The budget minister and the Swiss bank account: why only an independent judicial investigation will do
Budget minister Jérôme Cahuzac has adopted a fresh strategy as he tries to defend himself against Mediapart's investigation that shows he had an undisclosed Swiss bank account until 2010. Cahuzac is trying to get the bank to waive its banking secrecy rules to confirm he held no such account – something the bank has so far refused to do. But as François Bonnet and Dan Israel point out, behind this apparent delaying tactic there is a clear conflict of interest between Cahuzac the budget minister and Cahuzac the private bank customer. Which is why, they argue, only an independent judicial investigation can get to the heart of the affair.
For more than ten days budget minister Jérôme Cahuzac has either refused to comment or set up a media smokescreen over key elements of Mediapart's claim that he had a secret Swiss bank account until February 2010. So far the government has backed the minister, who has denied ever having such an account. Here Mediapart's editor François Bonnet details the five crucial points over which the minister still needs to respond, including the recorded conversation in which Cahuzac is clearly heard discussing the UBS bank account in Geneva.
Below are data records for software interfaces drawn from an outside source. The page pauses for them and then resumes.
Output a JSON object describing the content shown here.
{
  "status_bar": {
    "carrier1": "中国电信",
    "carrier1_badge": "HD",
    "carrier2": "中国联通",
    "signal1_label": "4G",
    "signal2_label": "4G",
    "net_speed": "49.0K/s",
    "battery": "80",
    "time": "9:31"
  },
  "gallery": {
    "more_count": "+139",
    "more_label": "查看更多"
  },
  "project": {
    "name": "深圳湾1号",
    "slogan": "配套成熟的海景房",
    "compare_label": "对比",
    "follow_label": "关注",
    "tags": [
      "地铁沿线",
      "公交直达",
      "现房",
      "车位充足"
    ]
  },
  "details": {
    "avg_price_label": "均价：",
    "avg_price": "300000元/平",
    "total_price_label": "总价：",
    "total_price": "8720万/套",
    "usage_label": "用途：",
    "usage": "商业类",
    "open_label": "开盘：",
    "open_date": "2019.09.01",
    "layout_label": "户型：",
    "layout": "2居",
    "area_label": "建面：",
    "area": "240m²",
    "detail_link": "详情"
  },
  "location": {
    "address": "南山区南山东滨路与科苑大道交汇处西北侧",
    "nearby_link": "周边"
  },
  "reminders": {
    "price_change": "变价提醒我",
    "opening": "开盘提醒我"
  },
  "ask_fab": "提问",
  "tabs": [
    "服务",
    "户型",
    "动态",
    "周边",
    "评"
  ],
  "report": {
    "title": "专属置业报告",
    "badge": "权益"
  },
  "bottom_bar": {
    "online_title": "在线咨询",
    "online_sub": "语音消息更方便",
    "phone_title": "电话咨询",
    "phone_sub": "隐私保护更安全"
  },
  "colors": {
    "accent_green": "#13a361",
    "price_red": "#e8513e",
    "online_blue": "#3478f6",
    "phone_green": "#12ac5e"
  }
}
Jérôme Cahuzac, the budget minister accused of having a secret Swiss bank account until 2010, has amassed considerable wealth from his work as a hair transplant surgeon and consultant. Mediapart can reveal the name of the man who handles the minister's personal wealth, the ultra-discreet Hervé Dreyfus (see photo, right). Mediapart can also disclose it was Dreyfus to whom Cahuzac was talking during his now infamous telephone conversation when he was accidentally recorded talking about the Swiss account – whose existence he still continues to deny. Fabrice Arfi, Dan Israel, Mathilde Mathieu and Martine Orange investigate the financial background and contacts of France's under-fire budget minister.